An Oregon Advance Directive helps you prepare for medical situations where you’re unable to communicate your health care preferences to a doctor or emergency personnel.
In Oregon, your Advance Directive allows you to select someone as your healthcare agent. Your healthcare agent is responsible for making medical decisions in your best interest if you can’t physically or mentally make those decisions evident.
As you complete your legal document, you may observe one or more of the following terms, which are outlined in Section 127.505 of the Oregon Revised Statutes:
- Attorney-in-fact: Sometimes referred to as an agent, this person is appointed to make healthcare decisions when you become incapacitated.
- Health care representative: Similar to an attorney-in-fact, this person can either be explicitly designated to make decisions on your behalf or may be appointed by the court to take on this critical role.
- Attending physician: In Oregon, the primary doctor responsible for your care is known as your attending physician.
- Instrument: This term refers to any Advance Directive, court appointment, or court order governing medical decisions.
- Principal: The principal is the person who creates the form or seeks a health care representative. If you draft a Health Care Directive, you will be referred to as the principal.
Choosing Your Agent
Often referred to in Oregon as a health care representative or attorney-in-fact, your agent makes various decisions on your behalf. Many people can take on this vital role, but not all can handle the responsibility.
Beyond personal preference, this state’s requirements for selecting agents are surprisingly minimal. § 127.505 of the Oregon Revised Statutes states that your agent or attorney-in-fact must be an adult. This person cannot also serve as your witness.
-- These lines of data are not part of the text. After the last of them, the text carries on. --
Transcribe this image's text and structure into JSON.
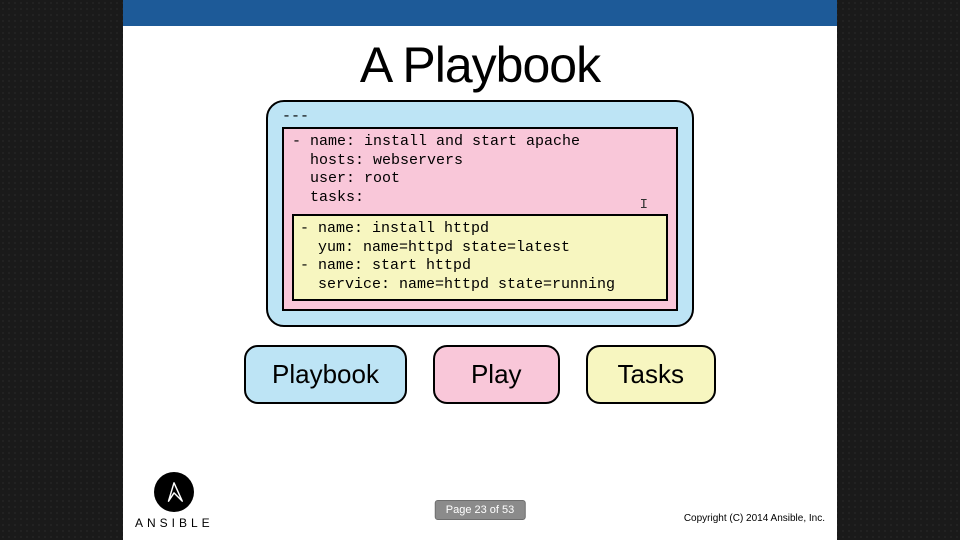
{
  "slide": {
    "title": "A Playbook",
    "copyright": "Copyright (C) 2014 Ansible, Inc.",
    "brand": "ANSIBLE"
  },
  "code": {
    "doc_start": "---",
    "play": {
      "l1": "- name: install and start apache",
      "l2": "  hosts: webservers",
      "l3": "  user: root",
      "l4": "",
      "l5": "  tasks:"
    },
    "tasks": {
      "t1": "- name: install httpd",
      "t2": "  yum: name=httpd state=latest",
      "t3": "",
      "t4": "- name: start httpd",
      "t5": "  service: name=httpd state=running"
    }
  },
  "legend": {
    "playbook": "Playbook",
    "play": "Play",
    "tasks": "Tasks"
  },
  "pager": {
    "label": "Page 23 of 53",
    "current": 23,
    "total": 53
  }
}
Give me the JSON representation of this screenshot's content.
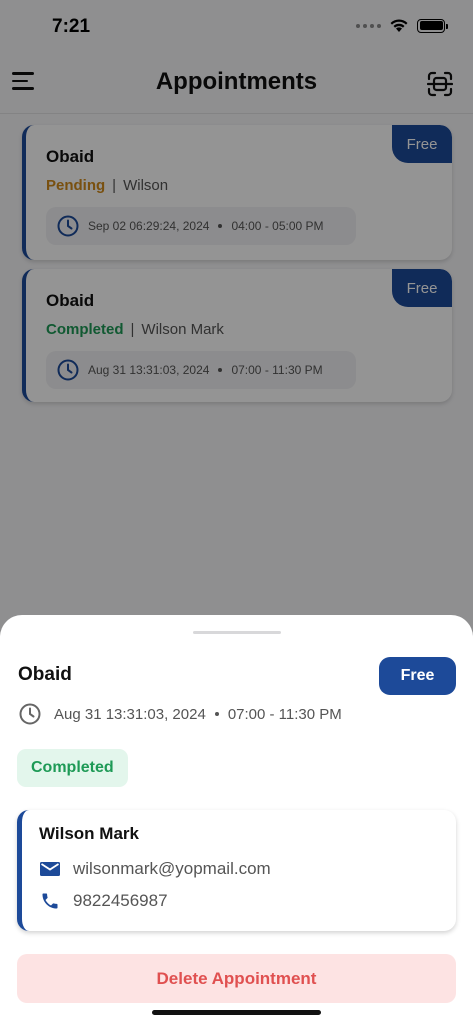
{
  "status_bar": {
    "time": "7:21"
  },
  "header": {
    "title": "Appointments"
  },
  "appointments": [
    {
      "name": "Obaid",
      "status": "Pending",
      "customer": "Wilson",
      "tag": "Free",
      "date": "Sep 02 06:29:24, 2024",
      "time_range": "04:00 - 05:00 PM"
    },
    {
      "name": "Obaid",
      "status": "Completed",
      "customer": "Wilson Mark",
      "tag": "Free",
      "date": "Aug 31 13:31:03, 2024",
      "time_range": "07:00 - 11:30 PM"
    }
  ],
  "separator": "|",
  "sheet": {
    "name": "Obaid",
    "tag": "Free",
    "date": "Aug 31 13:31:03, 2024",
    "time_range": "07:00 - 11:30 PM",
    "status": "Completed",
    "customer": {
      "name": "Wilson Mark",
      "email": "wilsonmark@yopmail.com",
      "phone": "9822456987"
    },
    "delete_label": "Delete Appointment"
  },
  "colors": {
    "primary": "#1d4a99",
    "pending": "#d08a1a",
    "completed": "#1e9a56",
    "danger": "#e05050"
  },
  "icons": {
    "menu": "menu-icon",
    "scan": "scan-icon",
    "clock": "clock-icon",
    "email": "email-icon",
    "phone": "phone-icon"
  }
}
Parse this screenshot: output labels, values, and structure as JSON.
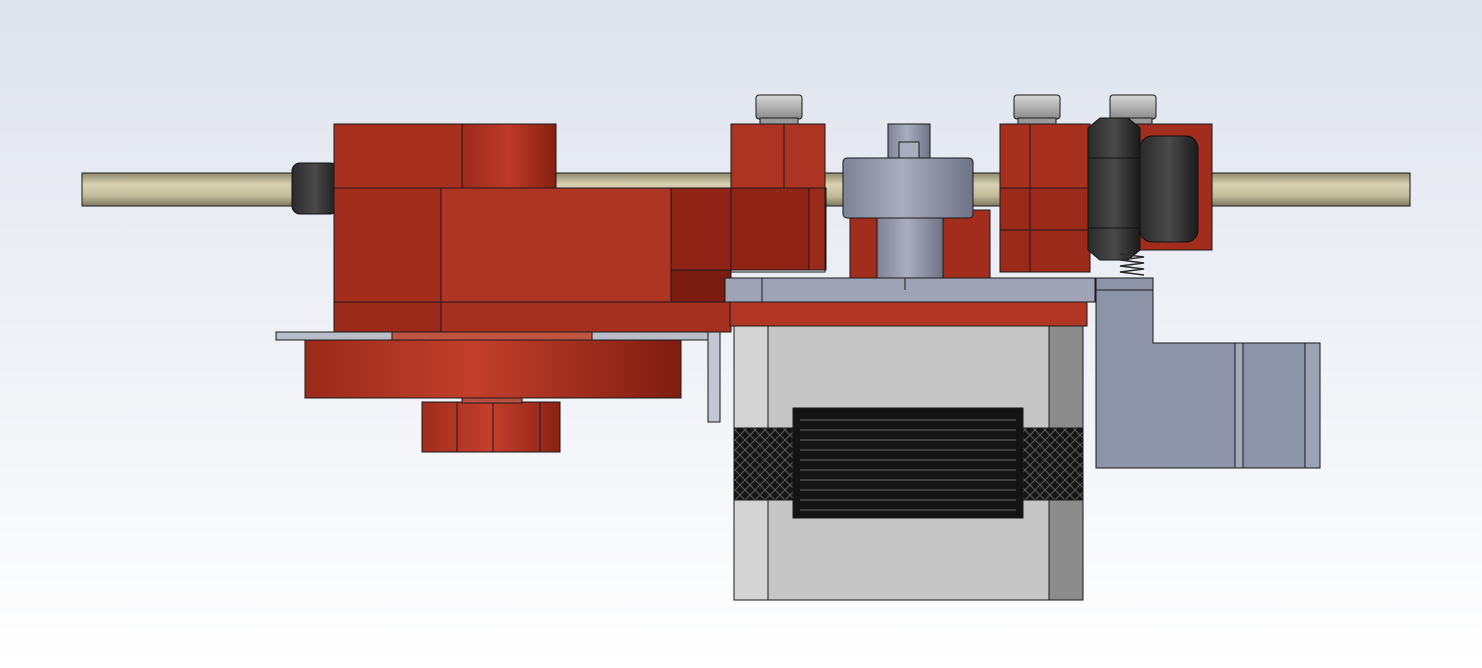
{
  "scene": {
    "view": "cad-assembly-front-view",
    "parts": [
      "guide-rod",
      "red-extruder-body",
      "red-idler-arm",
      "red-lower-gear-disc",
      "red-thumb-knob",
      "steel-mounting-bracket",
      "socket-head-screws",
      "red-rod-clamp-blocks",
      "drive-gear-hub",
      "stepper-motor",
      "motor-label-sticker",
      "hex-nut-assembly",
      "idler-spring",
      "grey-side-bracket"
    ]
  },
  "colors": {
    "background_top": "#dfe3ee",
    "background_bottom": "#ffffff",
    "red": "#a8301f",
    "red_light": "#c23f2c",
    "red_dark": "#861f12",
    "rod": "#c9c3a3",
    "rod_shade": "#8e8a6e",
    "steel": "#8f95a8",
    "steel_light": "#b8bdcc",
    "motor_body": "#c4c4c4",
    "motor_dark": "#7d7d7d",
    "black": "#1b1b1b",
    "outline": "#1a1a1a"
  }
}
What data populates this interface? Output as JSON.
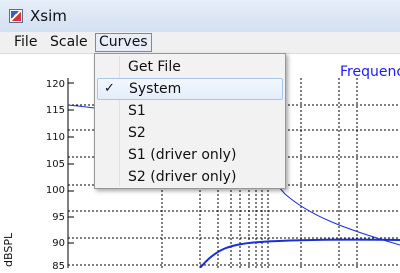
{
  "window": {
    "title": "Xsim"
  },
  "menubar": {
    "items": [
      "File",
      "Scale",
      "Curves"
    ]
  },
  "dropdown": {
    "items": [
      {
        "label": "Get File",
        "checked": false,
        "highlighted": false
      },
      {
        "label": "System",
        "checked": true,
        "highlighted": true
      },
      {
        "label": "S1",
        "checked": false,
        "highlighted": false
      },
      {
        "label": "S2",
        "checked": false,
        "highlighted": false
      },
      {
        "label": "S1 (driver only)",
        "checked": false,
        "highlighted": false
      },
      {
        "label": "S2 (driver only)",
        "checked": false,
        "highlighted": false
      }
    ],
    "check_glyph": "✓"
  },
  "plot": {
    "title_visible": "Frequenc",
    "ylabel": "dBSPL",
    "yticks": [
      "120",
      "115",
      "110",
      "105",
      "100",
      "95",
      "90",
      "85"
    ],
    "colors": {
      "curve": "#1a2fd6",
      "grid": "#000000"
    }
  }
}
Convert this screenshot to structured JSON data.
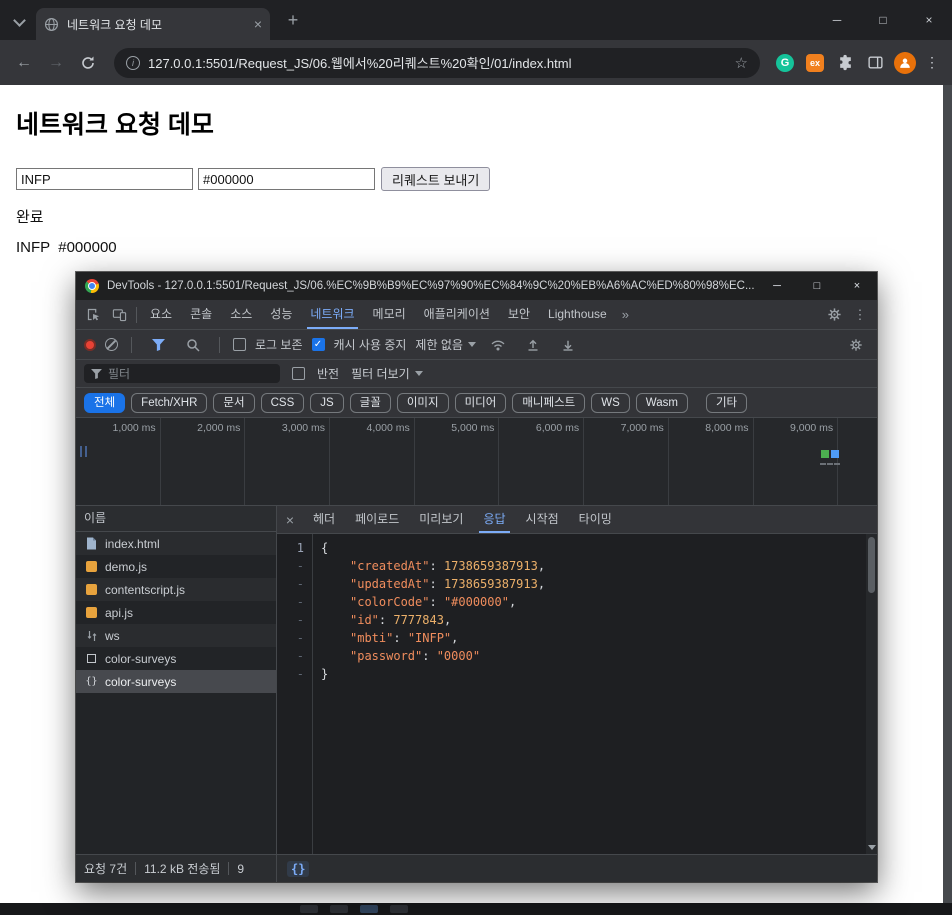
{
  "browser": {
    "tab_title": "네트워크 요청 데모",
    "url": "127.0.0.1:5501/Request_JS/06.웹에서%20리퀘스트%20확인/01/index.html",
    "window_controls": {
      "minimize": "─",
      "maximize": "□",
      "close": "×"
    },
    "tab_close": "×",
    "new_tab": "+",
    "back": "←",
    "forward": "→",
    "info": "i",
    "star": "☆",
    "grammarly": "G",
    "ex_badge": "ex",
    "kebab": "⋮"
  },
  "page": {
    "heading": "네트워크 요청 데모",
    "mbti_value": "INFP",
    "color_value": "#000000",
    "send_button": "리퀘스트 보내기",
    "status_text": "완료",
    "result_text": "INFP  #000000"
  },
  "devtools": {
    "window_title": "DevTools - 127.0.0.1:5501/Request_JS/06.%EC%9B%B9%EC%97%90%EC%84%9C%20%EB%A6%AC%ED%80%98%EC...",
    "window_controls": {
      "minimize": "─",
      "maximize": "□",
      "close": "×"
    },
    "tabs": [
      "요소",
      "콘솔",
      "소스",
      "성능",
      "네트워크",
      "메모리",
      "애플리케이션",
      "보안",
      "Lighthouse"
    ],
    "more_tabs": "»",
    "toolbar": {
      "preserve_log": "로그 보존",
      "disable_cache": "캐시 사용 중지",
      "throttling": "제한 없음",
      "check": "✓"
    },
    "filter_bar": {
      "placeholder": "필터",
      "invert": "반전",
      "more_filters": "필터 더보기"
    },
    "chips": [
      "전체",
      "Fetch/XHR",
      "문서",
      "CSS",
      "JS",
      "글꼴",
      "이미지",
      "미디어",
      "매니페스트",
      "WS",
      "Wasm",
      "기타"
    ],
    "timeline_ticks": [
      "1,000 ms",
      "2,000 ms",
      "3,000 ms",
      "4,000 ms",
      "5,000 ms",
      "6,000 ms",
      "7,000 ms",
      "8,000 ms",
      "9,000 ms"
    ],
    "name_header": "이름",
    "requests": [
      {
        "label": "index.html"
      },
      {
        "label": "demo.js"
      },
      {
        "label": "contentscript.js"
      },
      {
        "label": "api.js"
      },
      {
        "label": "ws"
      },
      {
        "label": "color-surveys"
      },
      {
        "label": "color-surveys"
      }
    ],
    "detail_tabs": [
      "헤더",
      "페이로드",
      "미리보기",
      "응답",
      "시작점",
      "타이밍"
    ],
    "detail_close": "×",
    "icons": {
      "braces": "{}"
    },
    "response": {
      "gutter": [
        "1",
        "-",
        "-",
        "-",
        "-",
        "-",
        "-",
        "-"
      ],
      "open_brace": "{",
      "close_brace": "}",
      "entries": [
        {
          "key": "\"createdAt\"",
          "colon": ": ",
          "value": "1738659387913",
          "comma": ","
        },
        {
          "key": "\"updatedAt\"",
          "colon": ": ",
          "value": "1738659387913",
          "comma": ","
        },
        {
          "key": "\"colorCode\"",
          "colon": ": ",
          "value": "\"#000000\"",
          "comma": ","
        },
        {
          "key": "\"id\"",
          "colon": ": ",
          "value": "7777843",
          "comma": ","
        },
        {
          "key": "\"mbti\"",
          "colon": ": ",
          "value": "\"INFP\"",
          "comma": ","
        },
        {
          "key": "\"password\"",
          "colon": ": ",
          "value": "\"0000\"",
          "comma": ""
        }
      ]
    },
    "summary": [
      "요청 7건",
      "11.2 kB 전송됨",
      "9"
    ]
  }
}
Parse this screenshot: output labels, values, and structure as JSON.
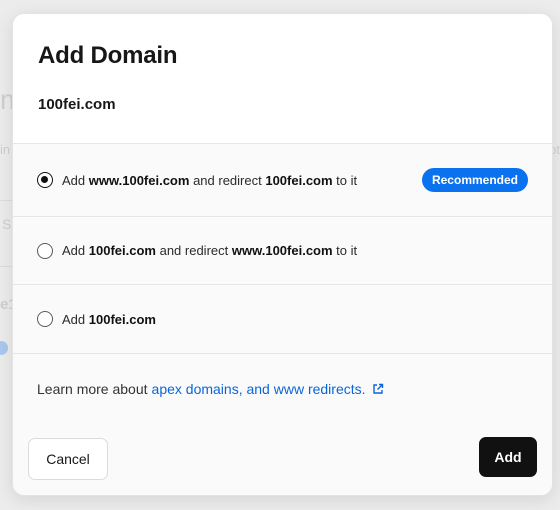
{
  "background": {
    "fragments": [
      "m",
      "in",
      "S",
      "e1",
      "ot"
    ]
  },
  "modal": {
    "title": "Add Domain",
    "domain": "100fei.com",
    "options": [
      {
        "prefix": "Add",
        "primary": "www.100fei.com",
        "middle": "and redirect",
        "secondary": "100fei.com",
        "suffix": "to it",
        "selected": true,
        "badge": "Recommended"
      },
      {
        "prefix": "Add",
        "primary": "100fei.com",
        "middle": "and redirect",
        "secondary": "www.100fei.com",
        "suffix": "to it",
        "selected": false
      },
      {
        "prefix": "Add",
        "primary": "100fei.com",
        "selected": false
      }
    ],
    "learn_more": {
      "text": "Learn more about",
      "link": "apex domains, and www redirects."
    },
    "buttons": {
      "cancel": "Cancel",
      "add": "Add"
    }
  },
  "colors": {
    "accent": "#0a72ef",
    "link": "#0a66d8",
    "primary_button": "#111111"
  },
  "icons": {
    "external_link": "external-link-icon"
  }
}
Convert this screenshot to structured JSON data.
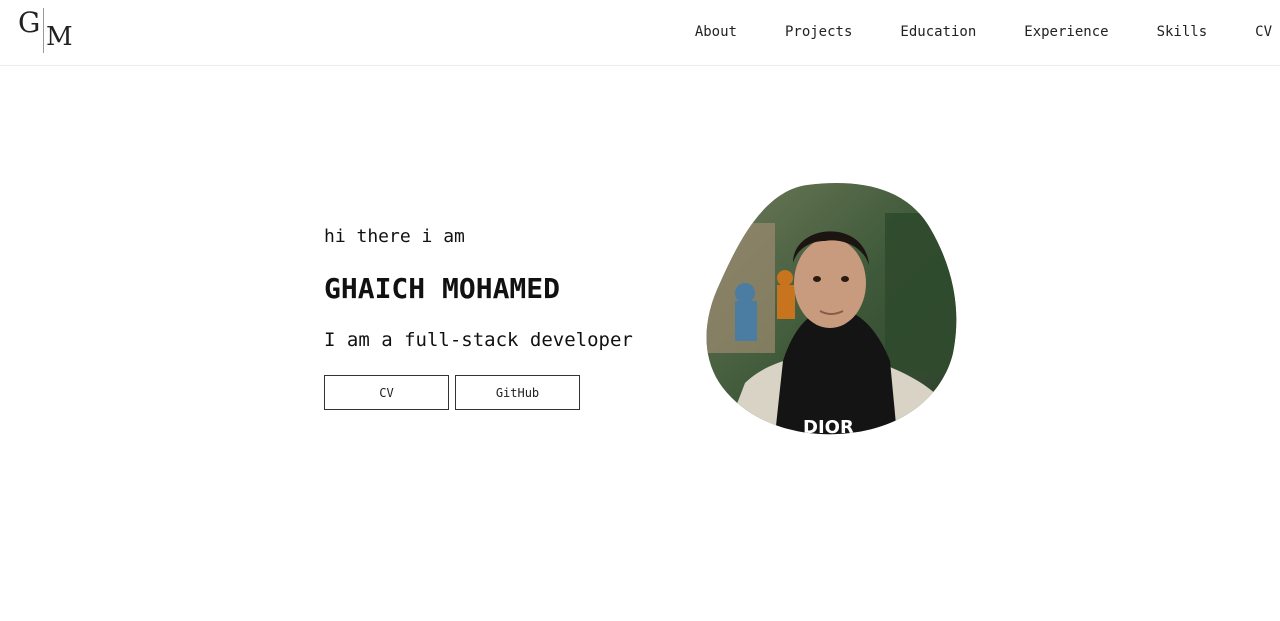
{
  "logo": {
    "first": "G",
    "second": "M"
  },
  "nav": {
    "items": [
      "About",
      "Projects",
      "Education",
      "Experience",
      "Skills",
      "CV"
    ]
  },
  "hero": {
    "greeting": "hi there i am",
    "name": "GHAICH MOHAMED",
    "tagline": "I am a full-stack developer",
    "buttons": {
      "cv": "CV",
      "github": "GitHub"
    }
  }
}
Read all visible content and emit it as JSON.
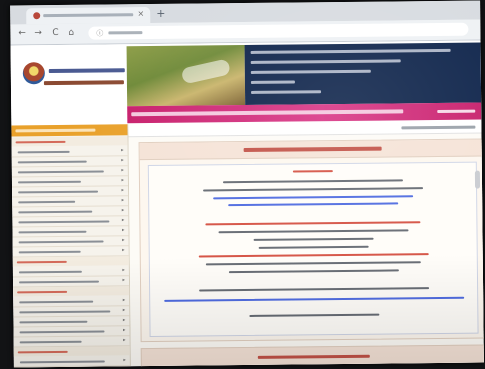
{
  "browser": {
    "tab": {
      "title": "",
      "favicon": "site-favicon-icon"
    },
    "new_tab_symbol": "+",
    "close_symbol": "×",
    "nav": {
      "back": "←",
      "forward": "→",
      "reload": "C",
      "home": "⌂"
    },
    "address_bar": {
      "url": "",
      "icon": "page-info-icon"
    }
  },
  "header": {
    "logo": "organization-emblem-icon",
    "site_name": "",
    "site_subtitle": "",
    "info_lines": [
      "",
      "",
      "",
      "",
      ""
    ]
  },
  "ticker": {
    "text": "",
    "side_text": "",
    "color": "#c71e6b"
  },
  "sidebar": {
    "title": "",
    "groups": [
      {
        "heading": "",
        "items": [
          "",
          "",
          "",
          "",
          "",
          "",
          "",
          "",
          "",
          "",
          ""
        ]
      },
      {
        "heading": "",
        "items": [
          "",
          ""
        ]
      },
      {
        "heading": "",
        "items": [
          "",
          "",
          "",
          "",
          ""
        ]
      },
      {
        "heading": "",
        "items": [
          "",
          ""
        ]
      }
    ]
  },
  "content": {
    "date": "",
    "panel_title": "",
    "notice": {
      "lines": [
        {
          "text": "",
          "color": "red"
        },
        {
          "text": "",
          "color": "black"
        },
        {
          "text": "",
          "color": "black"
        },
        {
          "text": "",
          "color": "blue"
        },
        {
          "text": "",
          "color": "blue"
        },
        {
          "text": "",
          "color": "red"
        },
        {
          "text": "",
          "color": "black"
        },
        {
          "text": "",
          "color": "black"
        },
        {
          "text": "",
          "color": "black"
        },
        {
          "text": "",
          "color": "red"
        },
        {
          "text": "",
          "color": "black"
        },
        {
          "text": "",
          "color": "black"
        },
        {
          "text": "",
          "color": "black"
        },
        {
          "text": "",
          "color": "blue"
        },
        {
          "text": "",
          "color": "black"
        }
      ]
    },
    "section2_title": ""
  },
  "colors": {
    "sidebar_title_bg": "#e9a12b",
    "banner_bg": "#0d234a",
    "panel_header_bg": "#f5e3d7",
    "link_blue": "#2c4ecb",
    "alert_red": "#c0392b"
  }
}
You can select an alternate attorney-in-fact who would take over as an agent if your primary representative cannot fulfill their duties. This person should also abide by the requirements outlined in the Oregon Revised Statutes.
Who is not allowed to serve as an agent?
§ 127.520 of the Oregon Revised Statutes prohibits attending physicians from serving as agents unless they are related to you by blood, adoption, or marriage. Likewise, the owner of your healthcare facility cannot be appointed to this role after you have been admitted to said facility.
Your Advance Directive gives your selected agent various powers and responsibilities, as § 127.535 of the Oregon Revised Statutes describes. These include the following:
- Receiving and reviewing all materials and notifications regarding your care
- Making decisions related to medical treatments or prescription medications
- Withdrawing you from life-sustaining procedures, including artificially administered hydration or nutrition, if granted your explicit permission.
Section 127.535 of the Oregon Revised Statutes also states that your agent’s authority over healthcare decisions does not render them responsible for ensuing medical expenses.
Which decisions are prohibited?
According to § 127.540 of the Oregon Revised Statutes, your agent cannot consent to the following on your behalf:
- Convulsive treatment
If not granted permission, your agent may also be barred from making decisions regarding life-sustaining procedures.
To empower your agent to make non-healthcare-related decisions on your behalf, use a General Power of Attorney form.